PROBLEM DESCRIPTION: Return only those lines of the listing in which "ratio" appears.

RECORDS FOR THIS EXERCISE:

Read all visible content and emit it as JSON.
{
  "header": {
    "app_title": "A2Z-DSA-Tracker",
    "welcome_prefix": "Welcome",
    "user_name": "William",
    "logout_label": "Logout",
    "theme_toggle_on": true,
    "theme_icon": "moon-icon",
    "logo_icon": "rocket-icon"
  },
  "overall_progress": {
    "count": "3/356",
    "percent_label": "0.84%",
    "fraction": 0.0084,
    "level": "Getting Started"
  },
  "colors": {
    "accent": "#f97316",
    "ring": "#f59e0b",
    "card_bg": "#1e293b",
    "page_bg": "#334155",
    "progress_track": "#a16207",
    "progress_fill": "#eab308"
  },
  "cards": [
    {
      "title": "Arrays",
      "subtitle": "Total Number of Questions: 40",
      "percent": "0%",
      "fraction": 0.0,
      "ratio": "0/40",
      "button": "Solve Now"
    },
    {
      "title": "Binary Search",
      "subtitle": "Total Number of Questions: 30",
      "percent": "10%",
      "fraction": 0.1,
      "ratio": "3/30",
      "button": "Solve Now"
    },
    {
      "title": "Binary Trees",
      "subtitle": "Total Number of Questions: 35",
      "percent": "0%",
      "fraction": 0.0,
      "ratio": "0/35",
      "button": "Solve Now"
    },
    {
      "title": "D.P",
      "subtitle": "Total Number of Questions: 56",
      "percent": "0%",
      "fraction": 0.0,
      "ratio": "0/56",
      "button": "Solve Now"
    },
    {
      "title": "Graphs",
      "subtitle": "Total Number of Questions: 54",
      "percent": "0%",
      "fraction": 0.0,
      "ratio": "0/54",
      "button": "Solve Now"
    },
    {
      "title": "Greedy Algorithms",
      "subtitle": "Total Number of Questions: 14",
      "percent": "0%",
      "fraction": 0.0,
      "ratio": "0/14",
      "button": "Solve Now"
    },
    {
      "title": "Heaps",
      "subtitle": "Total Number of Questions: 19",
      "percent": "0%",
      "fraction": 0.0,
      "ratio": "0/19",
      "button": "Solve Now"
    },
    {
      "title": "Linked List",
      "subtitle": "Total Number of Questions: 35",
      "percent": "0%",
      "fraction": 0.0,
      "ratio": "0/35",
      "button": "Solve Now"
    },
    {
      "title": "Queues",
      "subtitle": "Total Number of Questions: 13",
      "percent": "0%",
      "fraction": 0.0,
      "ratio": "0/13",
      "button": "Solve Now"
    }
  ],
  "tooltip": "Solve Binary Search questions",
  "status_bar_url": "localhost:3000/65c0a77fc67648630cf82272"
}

RESULT BELOW:
      "ratio": "0/40",
      "ratio": "3/30",
      "ratio": "0/35",
      "ratio": "0/56",
      "ratio": "0/54",
      "ratio": "0/14",
      "ratio": "0/19",
      "ratio": "0/35",
      "ratio": "0/13",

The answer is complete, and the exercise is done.